• Data for analysis:
········

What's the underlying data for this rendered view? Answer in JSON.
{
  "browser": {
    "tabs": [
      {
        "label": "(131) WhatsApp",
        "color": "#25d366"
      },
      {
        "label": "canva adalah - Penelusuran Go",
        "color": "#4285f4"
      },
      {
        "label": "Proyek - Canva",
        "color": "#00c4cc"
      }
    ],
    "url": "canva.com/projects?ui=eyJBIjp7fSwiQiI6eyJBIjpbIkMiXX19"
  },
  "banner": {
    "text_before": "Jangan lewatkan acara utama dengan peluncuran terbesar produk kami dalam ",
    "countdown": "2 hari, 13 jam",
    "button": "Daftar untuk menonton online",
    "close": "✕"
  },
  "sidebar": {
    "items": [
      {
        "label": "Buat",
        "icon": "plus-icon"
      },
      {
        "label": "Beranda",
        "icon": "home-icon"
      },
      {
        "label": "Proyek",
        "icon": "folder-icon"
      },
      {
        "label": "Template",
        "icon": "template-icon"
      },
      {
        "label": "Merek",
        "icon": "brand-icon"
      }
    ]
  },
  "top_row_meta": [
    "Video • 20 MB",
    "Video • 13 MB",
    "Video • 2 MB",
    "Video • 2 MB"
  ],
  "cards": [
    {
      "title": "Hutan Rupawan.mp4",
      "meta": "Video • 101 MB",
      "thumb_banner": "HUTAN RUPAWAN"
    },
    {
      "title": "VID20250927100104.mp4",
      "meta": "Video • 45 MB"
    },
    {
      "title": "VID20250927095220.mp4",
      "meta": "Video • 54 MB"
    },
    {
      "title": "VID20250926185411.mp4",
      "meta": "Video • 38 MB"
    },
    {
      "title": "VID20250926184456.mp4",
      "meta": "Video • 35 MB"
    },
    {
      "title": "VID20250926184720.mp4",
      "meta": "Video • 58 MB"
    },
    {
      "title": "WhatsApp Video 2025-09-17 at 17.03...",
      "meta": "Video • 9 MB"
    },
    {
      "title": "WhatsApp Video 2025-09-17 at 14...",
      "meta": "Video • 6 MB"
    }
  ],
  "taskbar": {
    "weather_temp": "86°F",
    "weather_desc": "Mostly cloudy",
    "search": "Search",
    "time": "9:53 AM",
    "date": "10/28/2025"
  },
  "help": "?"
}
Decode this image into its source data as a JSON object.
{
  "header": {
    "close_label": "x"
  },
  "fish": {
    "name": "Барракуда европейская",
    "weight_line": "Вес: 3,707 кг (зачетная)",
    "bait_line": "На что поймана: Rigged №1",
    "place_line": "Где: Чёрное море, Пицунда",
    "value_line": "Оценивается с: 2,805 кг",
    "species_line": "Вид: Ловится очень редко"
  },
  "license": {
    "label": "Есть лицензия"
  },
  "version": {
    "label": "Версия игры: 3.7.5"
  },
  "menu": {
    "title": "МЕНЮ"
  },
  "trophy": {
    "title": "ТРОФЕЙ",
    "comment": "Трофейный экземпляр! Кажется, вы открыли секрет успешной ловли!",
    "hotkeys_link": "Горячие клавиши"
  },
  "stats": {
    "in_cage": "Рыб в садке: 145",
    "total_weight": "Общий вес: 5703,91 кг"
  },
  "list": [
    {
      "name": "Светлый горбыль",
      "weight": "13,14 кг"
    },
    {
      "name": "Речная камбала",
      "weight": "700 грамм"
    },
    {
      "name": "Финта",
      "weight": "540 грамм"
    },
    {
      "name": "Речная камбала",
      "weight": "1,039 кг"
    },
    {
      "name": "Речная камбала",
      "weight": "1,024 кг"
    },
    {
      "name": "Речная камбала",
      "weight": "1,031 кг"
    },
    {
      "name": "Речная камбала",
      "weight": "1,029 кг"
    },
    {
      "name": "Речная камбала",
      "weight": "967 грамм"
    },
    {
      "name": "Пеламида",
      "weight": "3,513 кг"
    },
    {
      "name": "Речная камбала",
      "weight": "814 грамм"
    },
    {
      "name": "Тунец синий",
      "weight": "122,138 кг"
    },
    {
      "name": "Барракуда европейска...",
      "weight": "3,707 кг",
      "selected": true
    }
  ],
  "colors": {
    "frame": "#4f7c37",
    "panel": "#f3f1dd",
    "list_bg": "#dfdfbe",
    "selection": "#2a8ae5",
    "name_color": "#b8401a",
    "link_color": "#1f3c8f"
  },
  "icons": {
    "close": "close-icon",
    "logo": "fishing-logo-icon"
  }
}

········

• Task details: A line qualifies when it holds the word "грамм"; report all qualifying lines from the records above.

• Written response:
      "weight": "700 грамм"
      "weight": "540 грамм"
      "weight": "967 грамм"
      "weight": "814 грамм"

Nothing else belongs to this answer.